[Extracted data entries]
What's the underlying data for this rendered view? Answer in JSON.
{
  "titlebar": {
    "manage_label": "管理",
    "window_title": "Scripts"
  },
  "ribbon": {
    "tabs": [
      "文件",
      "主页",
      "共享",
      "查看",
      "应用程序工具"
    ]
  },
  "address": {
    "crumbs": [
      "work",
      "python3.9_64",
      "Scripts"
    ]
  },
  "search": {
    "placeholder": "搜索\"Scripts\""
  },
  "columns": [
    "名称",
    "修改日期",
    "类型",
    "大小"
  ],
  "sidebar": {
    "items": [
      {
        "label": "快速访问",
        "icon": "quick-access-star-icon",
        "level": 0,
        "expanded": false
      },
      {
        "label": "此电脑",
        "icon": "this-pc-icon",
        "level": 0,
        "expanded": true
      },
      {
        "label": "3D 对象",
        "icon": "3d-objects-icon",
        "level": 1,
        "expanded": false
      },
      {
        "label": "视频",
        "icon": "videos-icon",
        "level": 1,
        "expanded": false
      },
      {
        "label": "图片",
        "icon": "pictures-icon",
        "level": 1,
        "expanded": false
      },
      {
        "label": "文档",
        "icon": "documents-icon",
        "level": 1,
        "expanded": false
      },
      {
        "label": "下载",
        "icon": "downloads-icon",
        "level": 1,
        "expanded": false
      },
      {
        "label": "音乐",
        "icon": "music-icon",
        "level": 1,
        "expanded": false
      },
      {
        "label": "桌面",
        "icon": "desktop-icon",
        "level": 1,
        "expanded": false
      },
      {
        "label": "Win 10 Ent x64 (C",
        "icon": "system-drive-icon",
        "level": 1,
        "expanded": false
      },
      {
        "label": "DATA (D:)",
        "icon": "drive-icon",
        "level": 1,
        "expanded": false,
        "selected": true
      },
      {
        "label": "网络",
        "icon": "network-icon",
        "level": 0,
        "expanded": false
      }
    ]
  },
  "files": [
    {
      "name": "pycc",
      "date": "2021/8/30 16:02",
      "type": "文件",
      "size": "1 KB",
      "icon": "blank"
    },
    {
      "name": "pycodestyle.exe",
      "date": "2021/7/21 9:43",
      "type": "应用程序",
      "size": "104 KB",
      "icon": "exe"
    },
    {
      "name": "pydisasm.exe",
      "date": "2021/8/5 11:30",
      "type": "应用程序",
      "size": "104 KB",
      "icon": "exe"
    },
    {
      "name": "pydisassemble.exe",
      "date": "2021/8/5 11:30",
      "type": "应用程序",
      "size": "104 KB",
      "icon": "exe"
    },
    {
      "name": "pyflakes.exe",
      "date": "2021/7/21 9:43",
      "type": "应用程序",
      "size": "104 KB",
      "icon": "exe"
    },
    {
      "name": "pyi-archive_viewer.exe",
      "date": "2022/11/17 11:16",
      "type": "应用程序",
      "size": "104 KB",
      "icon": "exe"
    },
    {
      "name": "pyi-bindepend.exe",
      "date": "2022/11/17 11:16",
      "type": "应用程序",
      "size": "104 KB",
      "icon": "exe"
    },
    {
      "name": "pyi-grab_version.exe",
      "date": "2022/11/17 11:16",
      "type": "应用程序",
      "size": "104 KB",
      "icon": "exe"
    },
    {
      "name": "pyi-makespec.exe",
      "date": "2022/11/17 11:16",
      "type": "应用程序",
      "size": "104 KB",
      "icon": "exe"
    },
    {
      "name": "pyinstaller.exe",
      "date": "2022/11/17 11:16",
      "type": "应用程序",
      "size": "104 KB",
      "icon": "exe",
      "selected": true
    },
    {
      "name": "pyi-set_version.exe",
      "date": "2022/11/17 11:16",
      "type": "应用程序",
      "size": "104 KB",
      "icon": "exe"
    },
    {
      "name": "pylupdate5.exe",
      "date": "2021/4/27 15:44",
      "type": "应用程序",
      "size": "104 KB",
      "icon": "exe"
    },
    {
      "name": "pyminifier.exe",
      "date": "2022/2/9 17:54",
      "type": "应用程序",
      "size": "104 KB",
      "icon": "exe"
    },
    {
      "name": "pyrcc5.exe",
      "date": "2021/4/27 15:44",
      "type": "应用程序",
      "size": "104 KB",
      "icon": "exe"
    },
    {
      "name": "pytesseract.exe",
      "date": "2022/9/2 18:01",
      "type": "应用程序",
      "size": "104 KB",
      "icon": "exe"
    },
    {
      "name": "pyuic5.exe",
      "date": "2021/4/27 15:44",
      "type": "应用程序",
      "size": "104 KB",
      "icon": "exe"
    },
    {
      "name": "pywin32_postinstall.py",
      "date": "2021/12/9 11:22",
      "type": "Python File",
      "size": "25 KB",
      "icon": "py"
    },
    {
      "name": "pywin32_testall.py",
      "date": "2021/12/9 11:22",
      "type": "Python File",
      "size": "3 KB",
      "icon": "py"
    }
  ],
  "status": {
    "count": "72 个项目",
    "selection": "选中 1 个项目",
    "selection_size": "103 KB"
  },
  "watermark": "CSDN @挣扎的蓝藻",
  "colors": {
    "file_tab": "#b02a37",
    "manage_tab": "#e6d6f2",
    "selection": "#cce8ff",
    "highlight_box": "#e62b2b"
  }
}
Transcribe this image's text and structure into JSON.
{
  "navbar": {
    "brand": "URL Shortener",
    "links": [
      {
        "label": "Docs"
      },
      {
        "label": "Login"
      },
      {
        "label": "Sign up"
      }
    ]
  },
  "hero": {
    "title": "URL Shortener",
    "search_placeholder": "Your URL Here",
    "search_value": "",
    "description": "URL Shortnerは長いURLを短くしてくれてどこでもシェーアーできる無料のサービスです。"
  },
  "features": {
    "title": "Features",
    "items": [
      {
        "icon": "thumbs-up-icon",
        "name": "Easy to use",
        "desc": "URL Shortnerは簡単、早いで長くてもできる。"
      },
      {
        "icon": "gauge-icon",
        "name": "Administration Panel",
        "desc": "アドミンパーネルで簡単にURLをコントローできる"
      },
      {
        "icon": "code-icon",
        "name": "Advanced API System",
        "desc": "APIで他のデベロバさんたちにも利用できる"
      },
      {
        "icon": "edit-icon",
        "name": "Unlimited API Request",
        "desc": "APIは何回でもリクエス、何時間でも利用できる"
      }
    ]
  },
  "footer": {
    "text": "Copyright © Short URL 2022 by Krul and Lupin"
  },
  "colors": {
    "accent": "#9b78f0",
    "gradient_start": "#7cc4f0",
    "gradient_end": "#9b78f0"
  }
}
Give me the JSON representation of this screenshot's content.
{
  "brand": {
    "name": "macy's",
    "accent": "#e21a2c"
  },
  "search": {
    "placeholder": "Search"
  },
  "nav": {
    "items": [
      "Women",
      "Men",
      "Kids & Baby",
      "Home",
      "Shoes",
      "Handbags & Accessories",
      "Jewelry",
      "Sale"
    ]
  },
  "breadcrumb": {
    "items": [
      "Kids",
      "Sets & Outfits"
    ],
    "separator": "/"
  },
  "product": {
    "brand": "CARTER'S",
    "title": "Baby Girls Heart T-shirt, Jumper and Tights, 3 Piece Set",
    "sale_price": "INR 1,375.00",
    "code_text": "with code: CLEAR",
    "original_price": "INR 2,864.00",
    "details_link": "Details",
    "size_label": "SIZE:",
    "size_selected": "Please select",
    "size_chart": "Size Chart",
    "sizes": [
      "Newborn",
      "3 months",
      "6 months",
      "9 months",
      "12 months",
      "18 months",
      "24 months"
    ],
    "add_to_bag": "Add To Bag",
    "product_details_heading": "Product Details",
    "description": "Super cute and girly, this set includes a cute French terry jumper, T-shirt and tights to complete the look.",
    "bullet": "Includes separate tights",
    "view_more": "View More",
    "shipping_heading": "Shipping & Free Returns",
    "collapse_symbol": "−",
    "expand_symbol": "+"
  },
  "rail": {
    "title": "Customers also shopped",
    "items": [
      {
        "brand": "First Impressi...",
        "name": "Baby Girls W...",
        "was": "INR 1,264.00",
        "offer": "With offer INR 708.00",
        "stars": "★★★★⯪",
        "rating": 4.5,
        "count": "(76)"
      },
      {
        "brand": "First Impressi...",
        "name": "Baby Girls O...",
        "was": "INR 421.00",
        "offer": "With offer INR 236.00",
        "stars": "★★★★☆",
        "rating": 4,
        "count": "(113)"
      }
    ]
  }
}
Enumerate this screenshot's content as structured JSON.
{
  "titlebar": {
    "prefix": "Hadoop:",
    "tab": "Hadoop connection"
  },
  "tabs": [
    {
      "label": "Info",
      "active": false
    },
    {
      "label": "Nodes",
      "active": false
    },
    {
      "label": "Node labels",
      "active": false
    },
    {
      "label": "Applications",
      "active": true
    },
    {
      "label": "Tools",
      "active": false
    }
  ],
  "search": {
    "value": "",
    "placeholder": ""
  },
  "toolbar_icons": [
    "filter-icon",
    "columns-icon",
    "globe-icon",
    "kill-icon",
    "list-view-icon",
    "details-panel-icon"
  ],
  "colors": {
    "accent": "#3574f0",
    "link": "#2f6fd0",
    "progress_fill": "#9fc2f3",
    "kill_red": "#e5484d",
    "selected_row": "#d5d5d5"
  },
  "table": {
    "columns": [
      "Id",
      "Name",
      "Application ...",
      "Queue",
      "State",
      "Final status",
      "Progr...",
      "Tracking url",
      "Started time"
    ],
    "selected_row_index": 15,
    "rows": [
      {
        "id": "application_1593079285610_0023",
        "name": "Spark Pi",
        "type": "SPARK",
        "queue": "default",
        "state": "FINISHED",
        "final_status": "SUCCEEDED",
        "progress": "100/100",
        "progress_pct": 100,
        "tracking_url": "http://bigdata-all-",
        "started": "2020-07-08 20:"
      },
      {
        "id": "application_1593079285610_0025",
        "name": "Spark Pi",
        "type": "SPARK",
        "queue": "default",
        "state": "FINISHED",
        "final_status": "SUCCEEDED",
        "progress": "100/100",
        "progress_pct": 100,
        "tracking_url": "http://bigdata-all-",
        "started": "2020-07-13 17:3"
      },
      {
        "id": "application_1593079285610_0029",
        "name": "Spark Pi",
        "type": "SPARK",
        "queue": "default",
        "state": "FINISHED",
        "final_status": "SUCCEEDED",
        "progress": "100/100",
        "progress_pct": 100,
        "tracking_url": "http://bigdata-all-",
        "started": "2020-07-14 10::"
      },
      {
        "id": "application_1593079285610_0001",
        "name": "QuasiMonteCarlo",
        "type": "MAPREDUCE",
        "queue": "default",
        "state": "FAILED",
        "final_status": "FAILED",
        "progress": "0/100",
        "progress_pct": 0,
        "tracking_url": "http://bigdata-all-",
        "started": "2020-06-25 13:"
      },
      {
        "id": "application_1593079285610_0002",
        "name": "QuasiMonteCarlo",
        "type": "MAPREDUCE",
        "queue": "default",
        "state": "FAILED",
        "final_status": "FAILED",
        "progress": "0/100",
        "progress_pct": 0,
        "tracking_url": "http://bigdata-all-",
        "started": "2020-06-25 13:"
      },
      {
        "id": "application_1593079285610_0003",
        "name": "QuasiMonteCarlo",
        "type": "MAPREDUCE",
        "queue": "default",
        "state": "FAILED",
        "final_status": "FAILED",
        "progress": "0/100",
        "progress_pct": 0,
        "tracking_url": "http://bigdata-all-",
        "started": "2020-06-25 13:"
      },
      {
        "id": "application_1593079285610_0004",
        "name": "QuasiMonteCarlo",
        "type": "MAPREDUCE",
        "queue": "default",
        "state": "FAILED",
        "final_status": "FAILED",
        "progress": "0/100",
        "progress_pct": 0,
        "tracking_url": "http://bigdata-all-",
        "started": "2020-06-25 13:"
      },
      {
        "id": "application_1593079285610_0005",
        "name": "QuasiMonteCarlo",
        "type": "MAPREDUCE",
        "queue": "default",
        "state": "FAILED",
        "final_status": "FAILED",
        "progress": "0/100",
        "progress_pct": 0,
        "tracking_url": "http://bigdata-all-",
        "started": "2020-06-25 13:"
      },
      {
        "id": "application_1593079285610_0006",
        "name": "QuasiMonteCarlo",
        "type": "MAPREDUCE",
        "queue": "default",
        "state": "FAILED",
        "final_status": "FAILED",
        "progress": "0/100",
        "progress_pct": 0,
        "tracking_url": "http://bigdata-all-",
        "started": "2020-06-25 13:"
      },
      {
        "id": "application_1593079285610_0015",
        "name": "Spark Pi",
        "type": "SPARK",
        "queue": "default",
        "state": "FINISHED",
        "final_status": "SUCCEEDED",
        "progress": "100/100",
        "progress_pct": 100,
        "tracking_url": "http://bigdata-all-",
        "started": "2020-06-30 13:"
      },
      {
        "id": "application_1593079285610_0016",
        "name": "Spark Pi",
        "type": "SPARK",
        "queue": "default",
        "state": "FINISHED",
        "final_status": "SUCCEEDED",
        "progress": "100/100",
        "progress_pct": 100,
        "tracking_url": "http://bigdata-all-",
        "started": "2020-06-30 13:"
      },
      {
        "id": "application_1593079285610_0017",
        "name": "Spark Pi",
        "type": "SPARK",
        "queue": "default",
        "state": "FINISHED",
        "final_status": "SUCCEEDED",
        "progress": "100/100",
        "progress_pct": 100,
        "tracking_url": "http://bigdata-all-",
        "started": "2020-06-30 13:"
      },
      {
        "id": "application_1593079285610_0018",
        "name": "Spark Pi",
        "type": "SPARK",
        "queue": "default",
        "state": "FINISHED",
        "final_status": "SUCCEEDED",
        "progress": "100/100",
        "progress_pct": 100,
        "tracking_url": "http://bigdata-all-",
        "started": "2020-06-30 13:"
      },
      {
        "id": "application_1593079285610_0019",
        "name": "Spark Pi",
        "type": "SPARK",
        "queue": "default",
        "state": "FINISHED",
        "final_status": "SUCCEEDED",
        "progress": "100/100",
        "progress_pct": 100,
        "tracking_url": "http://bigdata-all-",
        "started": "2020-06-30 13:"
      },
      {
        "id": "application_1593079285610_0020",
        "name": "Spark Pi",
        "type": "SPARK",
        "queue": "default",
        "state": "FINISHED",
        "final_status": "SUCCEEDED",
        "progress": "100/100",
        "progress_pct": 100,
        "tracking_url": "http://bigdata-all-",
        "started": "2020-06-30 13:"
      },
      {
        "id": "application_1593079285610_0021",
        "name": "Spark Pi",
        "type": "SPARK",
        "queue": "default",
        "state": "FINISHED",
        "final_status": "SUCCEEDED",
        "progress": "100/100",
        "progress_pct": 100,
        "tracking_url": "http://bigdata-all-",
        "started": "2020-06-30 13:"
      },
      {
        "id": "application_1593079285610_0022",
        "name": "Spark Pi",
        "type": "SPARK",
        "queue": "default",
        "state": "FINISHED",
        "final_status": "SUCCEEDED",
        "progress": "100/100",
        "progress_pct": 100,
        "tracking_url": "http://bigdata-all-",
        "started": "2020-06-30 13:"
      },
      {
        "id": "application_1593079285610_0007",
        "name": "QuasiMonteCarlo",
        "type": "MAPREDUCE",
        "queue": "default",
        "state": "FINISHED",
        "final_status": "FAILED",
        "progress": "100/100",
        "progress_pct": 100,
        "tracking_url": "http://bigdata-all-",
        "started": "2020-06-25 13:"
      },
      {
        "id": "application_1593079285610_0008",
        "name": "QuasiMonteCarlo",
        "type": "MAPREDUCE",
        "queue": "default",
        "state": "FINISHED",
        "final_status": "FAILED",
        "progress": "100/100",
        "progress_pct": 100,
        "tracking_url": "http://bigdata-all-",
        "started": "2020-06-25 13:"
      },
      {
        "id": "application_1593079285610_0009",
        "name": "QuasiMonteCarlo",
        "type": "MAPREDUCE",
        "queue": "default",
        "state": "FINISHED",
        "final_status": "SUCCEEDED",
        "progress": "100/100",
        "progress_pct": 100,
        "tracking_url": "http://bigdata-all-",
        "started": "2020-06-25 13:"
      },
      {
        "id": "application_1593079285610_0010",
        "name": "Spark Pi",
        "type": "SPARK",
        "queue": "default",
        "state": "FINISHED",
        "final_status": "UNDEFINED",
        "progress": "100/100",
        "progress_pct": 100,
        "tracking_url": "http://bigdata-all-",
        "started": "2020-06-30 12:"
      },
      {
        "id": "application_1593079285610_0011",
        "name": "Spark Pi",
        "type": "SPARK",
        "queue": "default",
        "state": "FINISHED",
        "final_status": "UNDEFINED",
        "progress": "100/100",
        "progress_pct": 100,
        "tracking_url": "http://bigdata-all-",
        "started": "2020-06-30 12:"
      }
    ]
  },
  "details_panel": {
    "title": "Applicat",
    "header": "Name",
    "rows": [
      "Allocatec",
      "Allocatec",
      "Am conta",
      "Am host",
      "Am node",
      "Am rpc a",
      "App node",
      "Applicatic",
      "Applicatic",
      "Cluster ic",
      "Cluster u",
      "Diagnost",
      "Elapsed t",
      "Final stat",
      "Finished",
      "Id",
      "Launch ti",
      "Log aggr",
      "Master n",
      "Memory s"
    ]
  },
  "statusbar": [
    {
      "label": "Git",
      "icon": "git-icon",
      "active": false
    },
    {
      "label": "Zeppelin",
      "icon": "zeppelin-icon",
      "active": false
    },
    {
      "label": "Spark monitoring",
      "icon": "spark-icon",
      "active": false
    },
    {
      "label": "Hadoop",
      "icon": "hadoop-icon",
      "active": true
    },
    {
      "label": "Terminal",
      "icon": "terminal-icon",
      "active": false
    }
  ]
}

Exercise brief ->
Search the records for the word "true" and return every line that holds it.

Written answer ->
        "expanded": true
        "selected": true
      "selected": true
      "active": true
      "active": true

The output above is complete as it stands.